I receive emails and Facebook messages weekly from people looking to improve their lives and asking for a few tips on how to complete their lofty ambitions. The goal is usually a big one, often more vague than specific, and the assumption behind it is often that if the person can just take a few steps over the short term, they will reach their goal.

Here’s my issue with this: Success is a process. While a few steps in the short term will help, the real progress happens when you consistently combine a series of small steps, often many steps, outside your comfort zone and do so over an extended period of time. When you move through the process to “get better,” you build confidence and see possibilities.
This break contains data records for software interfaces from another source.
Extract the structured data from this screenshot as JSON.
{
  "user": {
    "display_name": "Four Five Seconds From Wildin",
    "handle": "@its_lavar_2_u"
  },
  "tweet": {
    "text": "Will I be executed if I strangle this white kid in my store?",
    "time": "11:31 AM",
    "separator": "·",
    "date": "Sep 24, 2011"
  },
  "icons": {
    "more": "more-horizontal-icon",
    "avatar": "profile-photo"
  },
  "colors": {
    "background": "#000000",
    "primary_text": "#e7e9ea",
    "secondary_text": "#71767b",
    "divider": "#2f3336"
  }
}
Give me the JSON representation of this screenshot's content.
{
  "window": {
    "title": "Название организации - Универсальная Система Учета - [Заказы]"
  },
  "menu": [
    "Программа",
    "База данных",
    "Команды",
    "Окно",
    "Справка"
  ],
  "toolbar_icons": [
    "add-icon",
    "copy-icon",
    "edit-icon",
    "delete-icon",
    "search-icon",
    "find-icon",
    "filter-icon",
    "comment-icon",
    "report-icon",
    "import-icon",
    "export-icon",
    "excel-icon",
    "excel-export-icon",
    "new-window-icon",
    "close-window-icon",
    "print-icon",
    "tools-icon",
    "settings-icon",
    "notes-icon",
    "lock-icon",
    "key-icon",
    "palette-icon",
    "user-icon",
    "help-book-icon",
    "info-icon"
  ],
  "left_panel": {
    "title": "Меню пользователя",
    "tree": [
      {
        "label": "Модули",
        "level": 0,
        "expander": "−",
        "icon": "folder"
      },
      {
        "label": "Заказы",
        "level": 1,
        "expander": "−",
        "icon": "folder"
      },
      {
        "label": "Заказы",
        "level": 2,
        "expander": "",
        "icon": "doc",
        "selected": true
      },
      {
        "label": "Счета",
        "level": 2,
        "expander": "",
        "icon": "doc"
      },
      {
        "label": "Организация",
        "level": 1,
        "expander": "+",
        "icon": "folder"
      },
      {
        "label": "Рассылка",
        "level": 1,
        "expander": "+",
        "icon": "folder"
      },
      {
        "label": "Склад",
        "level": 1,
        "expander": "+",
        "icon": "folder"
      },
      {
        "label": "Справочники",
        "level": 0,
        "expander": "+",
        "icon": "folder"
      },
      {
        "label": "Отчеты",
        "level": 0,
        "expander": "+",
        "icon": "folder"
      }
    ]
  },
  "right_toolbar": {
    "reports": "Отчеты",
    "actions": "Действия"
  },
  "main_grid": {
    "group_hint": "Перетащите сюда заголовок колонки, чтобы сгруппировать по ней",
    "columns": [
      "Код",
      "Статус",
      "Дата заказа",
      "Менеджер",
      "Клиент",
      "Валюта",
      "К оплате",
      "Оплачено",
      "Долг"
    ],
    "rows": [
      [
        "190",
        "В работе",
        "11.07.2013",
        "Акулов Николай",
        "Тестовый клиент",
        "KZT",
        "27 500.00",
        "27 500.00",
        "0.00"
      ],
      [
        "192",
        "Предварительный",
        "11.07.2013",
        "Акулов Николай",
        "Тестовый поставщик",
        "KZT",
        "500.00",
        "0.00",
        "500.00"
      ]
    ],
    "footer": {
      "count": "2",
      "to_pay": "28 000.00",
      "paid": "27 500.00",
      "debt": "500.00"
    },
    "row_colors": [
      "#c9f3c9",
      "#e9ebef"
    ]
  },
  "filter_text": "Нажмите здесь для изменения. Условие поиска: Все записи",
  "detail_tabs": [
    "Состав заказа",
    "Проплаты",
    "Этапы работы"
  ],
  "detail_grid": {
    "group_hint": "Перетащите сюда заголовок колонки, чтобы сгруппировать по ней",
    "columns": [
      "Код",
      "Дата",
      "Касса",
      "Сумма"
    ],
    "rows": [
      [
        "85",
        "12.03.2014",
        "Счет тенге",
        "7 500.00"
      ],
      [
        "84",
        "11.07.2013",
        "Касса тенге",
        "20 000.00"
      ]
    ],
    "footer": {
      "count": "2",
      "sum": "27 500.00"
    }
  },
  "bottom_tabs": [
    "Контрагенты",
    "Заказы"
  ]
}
Yes, then you may experience success and gain some level of mastery.

All masters know that success and achieving meaningful results is a process and takes time. It does not come overnight. We need to condition our mind about the process. The questions are: How much time are you willing to invest and do you have the determination, drive, focus and discipline to stay the course? Anyone can get up at 5 a.m. to work out for a week, not eat sugar for two weeks or visit clients for a month. Can you commit to talking to clients throughout the year to deliver the best customer service in the industry? It is not a one-month project.

Media and our overall culture promote the illusion that success or, rather, achieving what you want is a quick process with no obstacles. We see newly crowned entrepreneurs, musicians, sports figures, CEOs and tech whizzes pictured on the covers of Forbes, People, TIME, Sports Illustrated and Fortune, but rarely is it emphasized that they worked on their project for years and countless hours. The business then gets valued or sold for a ridiculous amount of money—think Instagram, Tumblr and Snapchat.

More often than not, achieving a valued outcome is because of continuous effort, hard work, overcoming past failures, and the ability to think without obstacles and be resilient. It usually looks something like this:

Having an idea that others may not see, being frustrated because the process is going too slowly, having self-doubt, contemplating quitting, experiencing failure, using passion to overcome challenges, working endless hours and enjoying wins.

By the way, David Karp, the founder of Tumblr, began learning HTML at age 11 and soon thereafter began designing websites for local businesses.

David Karp, the founder of Tumblr. Photo credit: Enrique Dans, Wikimedia Commons.

David Karp, the founder of Tumblr. Photo credit: Enrique Dans, Wikimedia Commons.

If you want success, you need to first define what success means to you. It could be different for each of us depending on our values, our age and the areas of our life we care most about.

Achieving your dreams doesn’t happen through a seven-day formula—sorry to break the news.

If you want to be a better interviewer, then practice answering the same question 100 times.

If you want to be a better public speaker, practice a two-minute speech in front of the mirror 100 times.

If you want to improve your serve in tennis, hit a bucket of balls three times a week for 20 minutes.

Our conversation around success needs to shift away from the short-term, profits, titles and first-place finishes and toward significance, pursuing heartfelt goals, effort and living in your top 1 percent as opposed to the the top 1 percent.

Yes, overnight success is possible. We just need to recondition people that the path for success takes time and looks different than we’re often lead to believe.